CT Angiographic Source Images Predict Outcome and Final Infarct Volume Better Than Noncontrast CT in Proximal Vascular Occlusions
Background and Purpose—Alberta Stroke Programme Early CT Score (ASPECTS) is widely used for assessment of early ischemic changes in acute stroke. We hypothesized that CT angiography source image (CTA-SI) ASPECTS correlates better with baseline National Institutes of Health Stroke Scale score, final ASPECTS and neurological outcomes when compared with noncontrast CT ASPECTS.
Methods—We studied patients presenting with acute ischemic stroke and identified proximal arterial occlusions (internal carotid artery, middle cerebral artery M1, and proximal middle cerebral artery M2) from the Calgary CT Angiography database. CT scans were independently read by 3 observers for baseline noncontrast CT ASPECTS, CT angiography source image ASPECTS, and follow-up ASPECTS. Details of demographics and risk factors were noted. A modified Rankin Scale score ≤2 at 3 months was considered a favorable outcome.
Results—We identified 261 patients with proximal occlusions for analysis. We found a better correlation between CT angiography source image ASPECTS and follow-up ASPECTS (Spearman correlation coefficient r=0.65; 95% CI, 0.58 to 0.72; P<0.001) than between noncontrast CT ASPECTS and follow-up CT ASPECTS (r=0.46; 95% CI, 0.36 to 0.55; P<0.001). CT angiography source image ASPECTS correlated better with baseline National Institutes of Health Stroke Scale and 24-hour National Institutes of Health Stroke Scale when compared with noncontrast CT ASPECTS (P<0.001). In an adjusted model including both CT angiography source image ASPECTS and noncontrast CT ASPECTS, CT angiography source image ASPECTS was associated with good outcome (OR, 2.30; 95%, CI, 1.16 to 4.53), whereas noncontrast CT ASPECTS was not (OR, 1.54; 95% CI, 0.84 to 2.82). Among imaging parameters, CT angiography source image ASPECTS was the only independent predictor of good outcome (OR, 2.29; 95% CI, 1.16 to 4.53).

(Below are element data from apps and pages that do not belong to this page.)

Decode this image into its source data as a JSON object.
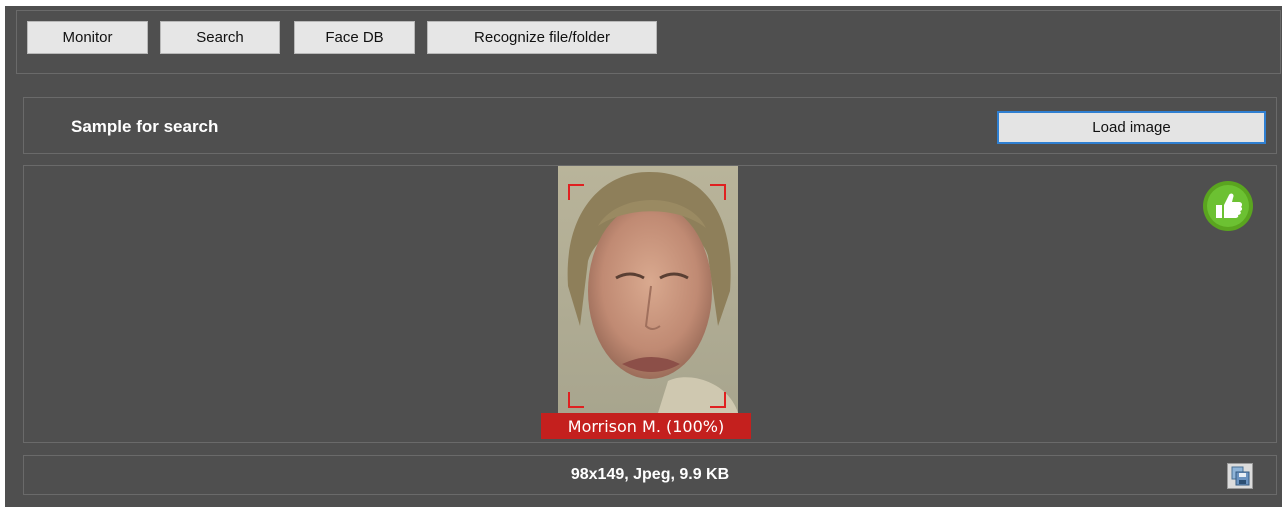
{
  "toolbar": {
    "tabs": [
      {
        "label": "Monitor"
      },
      {
        "label": "Search"
      },
      {
        "label": "Face DB"
      },
      {
        "label": "Recognize file/folder"
      }
    ]
  },
  "sample": {
    "title": "Sample for search",
    "load_button": "Load image"
  },
  "face": {
    "label": "Morrison M. (100%)",
    "overlay_color": "#c4201e",
    "frame_color": "#e02020"
  },
  "status": {
    "info": "98x149, Jpeg, 9.9 KB"
  },
  "icons": {
    "approve": "thumbs-up-icon",
    "save": "save-icon"
  },
  "colors": {
    "background": "#4f4f4f",
    "accent": "#2f7fd1",
    "approve_green": "#6cc132"
  }
}
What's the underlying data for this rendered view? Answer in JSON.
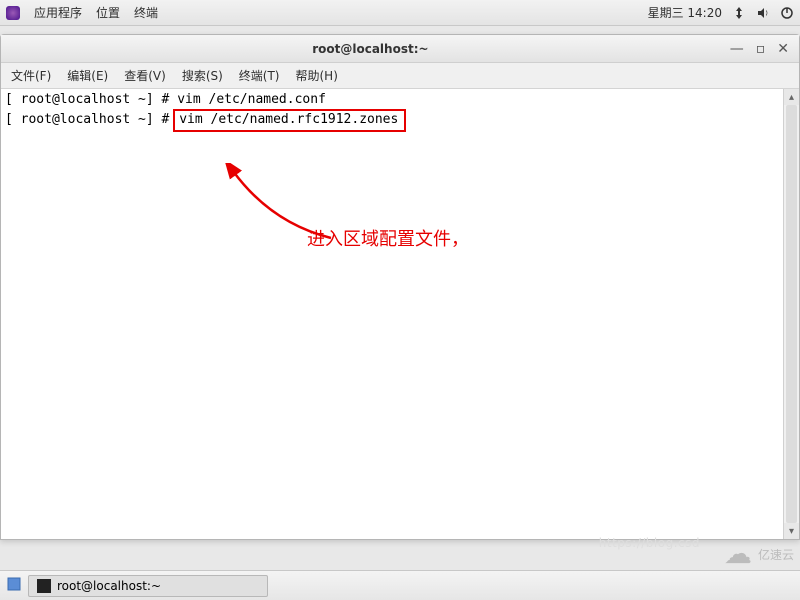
{
  "topbar": {
    "apps": "应用程序",
    "places": "位置",
    "terminal": "终端",
    "datetime": "星期三 14:20"
  },
  "window": {
    "title": "root@localhost:~"
  },
  "menubar": {
    "file": "文件(F)",
    "edit": "编辑(E)",
    "view": "查看(V)",
    "search": "搜索(S)",
    "terminal": "终端(T)",
    "help": "帮助(H)"
  },
  "terminal": {
    "line1_prompt": "[ root@localhost ~] # ",
    "line1_cmd": "vim /etc/named.conf",
    "line2_prompt": "[ root@localhost ~] # ",
    "line2_cmd": "vim /etc/named.rfc1912.zones"
  },
  "annotation": {
    "text": "进入区域配置文件，"
  },
  "taskbar": {
    "entry": "root@localhost:~"
  },
  "watermark": {
    "brand": "亿速云",
    "url_fragment": "https://blog.csd"
  }
}
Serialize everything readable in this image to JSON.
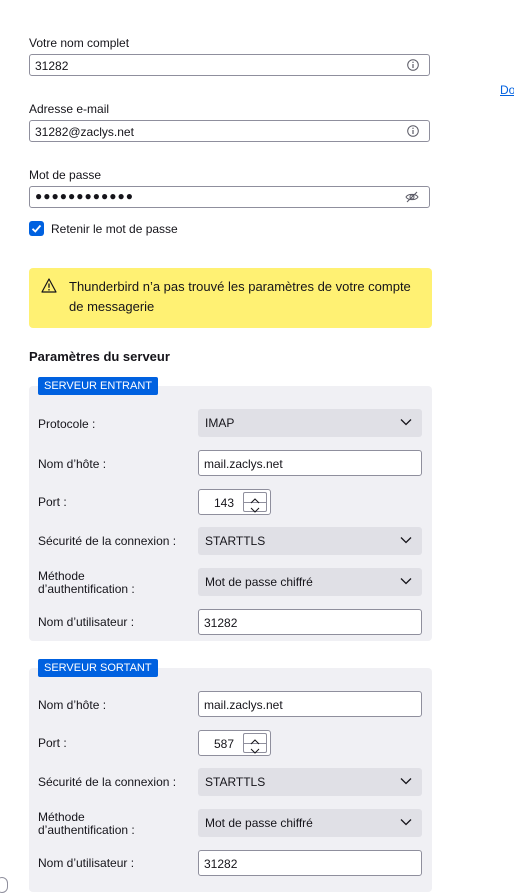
{
  "identity": {
    "name_label": "Votre nom complet",
    "name_value": "31282",
    "email_label": "Adresse e-mail",
    "email_value": "31282@zaclys.net",
    "password_label": "Mot de passe",
    "password_value": "●●●●●●●●●●●●",
    "remember_label": "Retenir le mot de passe",
    "remember_checked": true,
    "side_link": "Do"
  },
  "warning": {
    "text": "Thunderbird n’a pas trouvé les paramètres de votre compte de messagerie",
    "background": "#fff173"
  },
  "server_settings": {
    "title": "Paramètres du serveur",
    "incoming": {
      "badge": "SERVEUR ENTRANT",
      "protocol_label": "Protocole :",
      "protocol_value": "IMAP",
      "hostname_label": "Nom d’hôte :",
      "hostname_value": "mail.zaclys.net",
      "port_label": "Port :",
      "port_value": "143",
      "security_label": "Sécurité de la connexion :",
      "security_value": "STARTTLS",
      "auth_label_line1": "Méthode",
      "auth_label_line2": "d’authentification :",
      "auth_value": "Mot de passe chiffré",
      "username_label": "Nom d’utilisateur :",
      "username_value": "31282"
    },
    "outgoing": {
      "badge": "SERVEUR SORTANT",
      "hostname_label": "Nom d’hôte :",
      "hostname_value": "mail.zaclys.net",
      "port_label": "Port :",
      "port_value": "587",
      "security_label": "Sécurité de la connexion :",
      "security_value": "STARTTLS",
      "auth_label_line1": "Méthode",
      "auth_label_line2": "d’authentification :",
      "auth_value": "Mot de passe chiffré",
      "username_label": "Nom d’utilisateur :",
      "username_value": "31282"
    }
  },
  "colors": {
    "accent": "#0061e0",
    "panel": "#f0f0f4",
    "select": "#e0e0e6"
  }
}
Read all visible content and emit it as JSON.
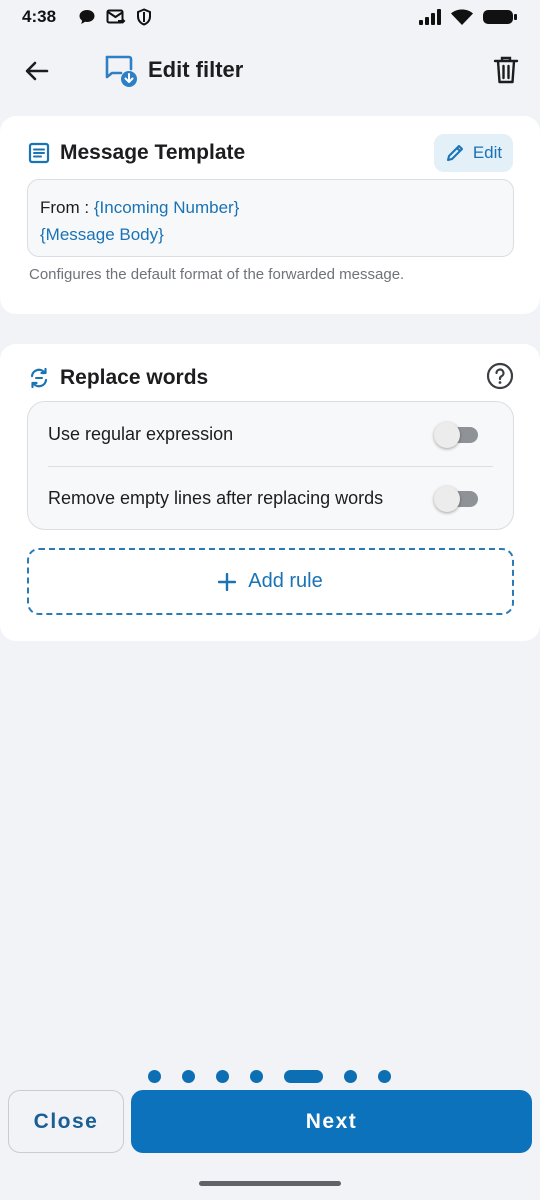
{
  "status_bar": {
    "time": "4:38",
    "left_icons": [
      "chat-bubble-icon",
      "message-forward-icon",
      "shield-icon"
    ],
    "right_icons": [
      "signal-icon",
      "wifi-icon",
      "battery-icon"
    ]
  },
  "header": {
    "back_icon": "arrow-left-icon",
    "title_icon": "message-download-icon",
    "title": "Edit filter",
    "delete_icon": "trash-icon"
  },
  "template_card": {
    "icon": "document-icon",
    "title": "Message Template",
    "edit_label": "Edit",
    "edit_icon": "pencil-icon",
    "template_prefix": "From : ",
    "template_token_1": "{Incoming Number}",
    "template_token_2": "{Message Body}",
    "helper_text": "Configures the default format of the forwarded message."
  },
  "replace_card": {
    "icon": "replace-icon",
    "title": "Replace words",
    "help_icon": "help-circle-icon",
    "toggles": [
      {
        "label": "Use regular expression",
        "checked": false
      },
      {
        "label": "Remove empty lines after replacing words",
        "checked": false
      }
    ],
    "add_rule_label": "Add rule",
    "add_rule_icon": "plus-icon"
  },
  "pager": {
    "total": 7,
    "active_index": 4
  },
  "footer": {
    "close_label": "Close",
    "next_label": "Next"
  },
  "colors": {
    "accent": "#0d72bc",
    "link": "#1a73b5",
    "background": "#f1f3f6",
    "card": "#ffffff"
  }
}
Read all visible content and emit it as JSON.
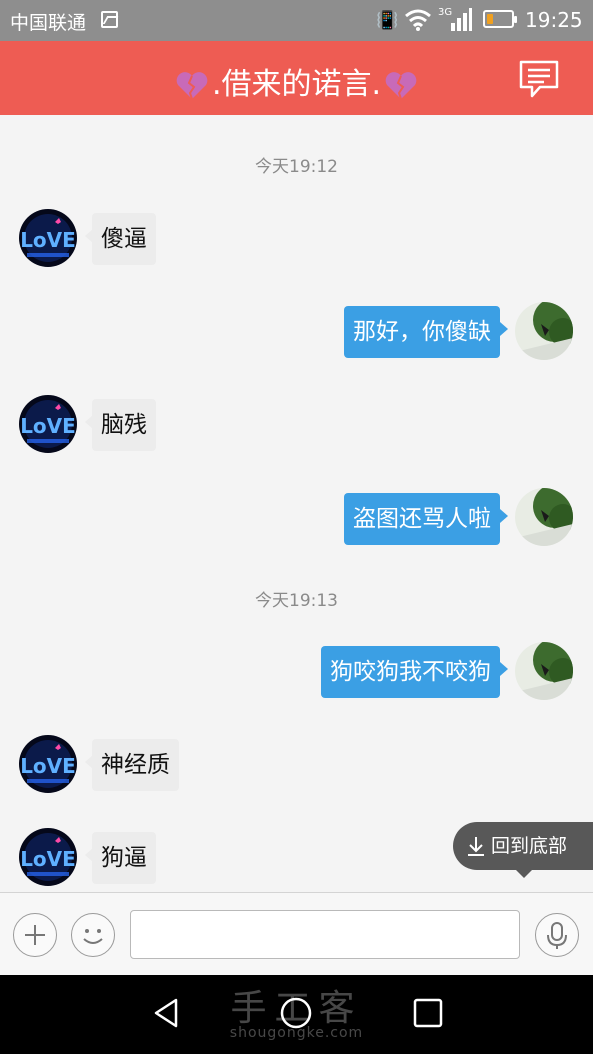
{
  "status_bar": {
    "carrier": "中国联通",
    "time": "19:25",
    "network": "3G",
    "battery_level": 0.25
  },
  "header": {
    "title": ".借来的诺言.",
    "heart_color": "#c86ab8"
  },
  "colors": {
    "header_bg": "#ee5c53",
    "outgoing_bubble": "#3b9fe4",
    "incoming_bubble": "#ececec"
  },
  "chat": {
    "time_1": "今天19:12",
    "time_2": "今天19:13",
    "messages": [
      {
        "side": "left",
        "text": "傻逼"
      },
      {
        "side": "right",
        "text": "那好，你傻缺"
      },
      {
        "side": "left",
        "text": "脑残"
      },
      {
        "side": "right",
        "text": "盗图还骂人啦"
      },
      {
        "side": "right",
        "text": "狗咬狗我不咬狗"
      },
      {
        "side": "left",
        "text": "神经质"
      },
      {
        "side": "left",
        "text": "狗逼"
      }
    ],
    "scroll_to_bottom_label": "回到底部"
  },
  "input_bar": {
    "message_value": "",
    "icons": [
      "plus-icon",
      "emoji-icon",
      "microphone-icon"
    ]
  },
  "watermark": {
    "main": "手工客",
    "sub": "shougongke.com"
  }
}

Conclusions—CT angiography source image ASPECTS correlates better with baseline stroke severity, is a better predictor of final infarct extension, and independently predicts neurological outcome than noncontrast CT ASPECTS.
- Received September 25, 2010.
- Revision received December 2, 2010.
- Accepted December 3, 2010.
- © 2011 American Heart Association, Inc.